When it comes to shared custody, it is the young children who are most impacted by it as they are caught in the crossfire between their parents. Divorce is hard, both emotionally and financially on both the husband and the wife. Once both the parties agree to separate, they can contest for sole custody but unless one party or the other can present concrete evidence of an unsafe environment, most courts would usually award the custody of children to both the parents; in other words, unless concrete evidence can be presented most courts opt for shared custody. But several studies by child specialists have shown that this form of shared custody is not normal and as a result, the young child may even suffer from identity disorder as a result. Here’s to taking a closer look at some of the negative effects of shared custody.
Loss of home: With shared custody children often have to shuffle between their mom’s home and their dad’s home. As a result, they feel the loss of their home, since all this constant shuffling between two homes leaves them disconnected and a loss of permanence. Thanks to the shared custody, it is the kids who have to deal with the mess; all the constant moving between two homes leaves them feeling like the odd one out and makes them feel like a stranger out of place. This feeling is further enhanced with any changes to the current set up with either of their parents or both, remarrying again. As a result, most kids who have been tagged to suffer shared custody often grow up with this feeling of never belonging anywhere.
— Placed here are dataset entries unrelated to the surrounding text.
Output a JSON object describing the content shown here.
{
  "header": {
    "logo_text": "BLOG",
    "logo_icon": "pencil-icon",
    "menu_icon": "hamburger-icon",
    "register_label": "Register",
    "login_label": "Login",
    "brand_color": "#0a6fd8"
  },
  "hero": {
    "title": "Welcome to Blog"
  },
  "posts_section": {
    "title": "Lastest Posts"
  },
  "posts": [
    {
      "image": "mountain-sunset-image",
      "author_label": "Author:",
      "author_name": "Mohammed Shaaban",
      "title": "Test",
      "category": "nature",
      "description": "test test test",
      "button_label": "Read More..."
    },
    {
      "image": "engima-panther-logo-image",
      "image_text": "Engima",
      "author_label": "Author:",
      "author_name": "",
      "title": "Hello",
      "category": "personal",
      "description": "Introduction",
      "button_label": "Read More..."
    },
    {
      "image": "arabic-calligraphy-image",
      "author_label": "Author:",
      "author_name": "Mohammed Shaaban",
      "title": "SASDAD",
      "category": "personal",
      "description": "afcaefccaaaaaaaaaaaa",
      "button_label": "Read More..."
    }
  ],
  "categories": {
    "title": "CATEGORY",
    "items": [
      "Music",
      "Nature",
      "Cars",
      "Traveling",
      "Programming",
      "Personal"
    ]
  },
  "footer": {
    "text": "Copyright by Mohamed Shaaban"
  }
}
Lack of consistency: The period between 5 years of age until the kid attains maturity is often considered to be the most important one in a child’s development. It is around this time that the young child picks up his values, knows his preferences, including his likes and dislikes. Sentencing such kids who are poised at an important stage of their development, to shared custody, only put them through additional stress. Moreover, kids need a certain amount of consistency and rules to build their lives around and with this shared custody and different rules around each place with new regulations, the child in question may find all of this overwhelming.
Extra expenditure: Often parents who share custody tend to spend more money on their kids than they had before. While it could be argued that the parents who do this, do so out of a sense of feeling guilty, but the fact remains that nearly 50% of the kids who had to put up with shared custody rarely go to college. This is mainly on account of the fact that they often overspend on their kids and no longer have the requisite funds to send them to a good college.
Depression: Some of the kids who experience shared custody often become depressed as a result. Unless corrective measures including counseling are taken, the depression may turn out to be a chronic health condition.
These are some of the negative effects of shared custody which is why we need to do all we can to better protect our children.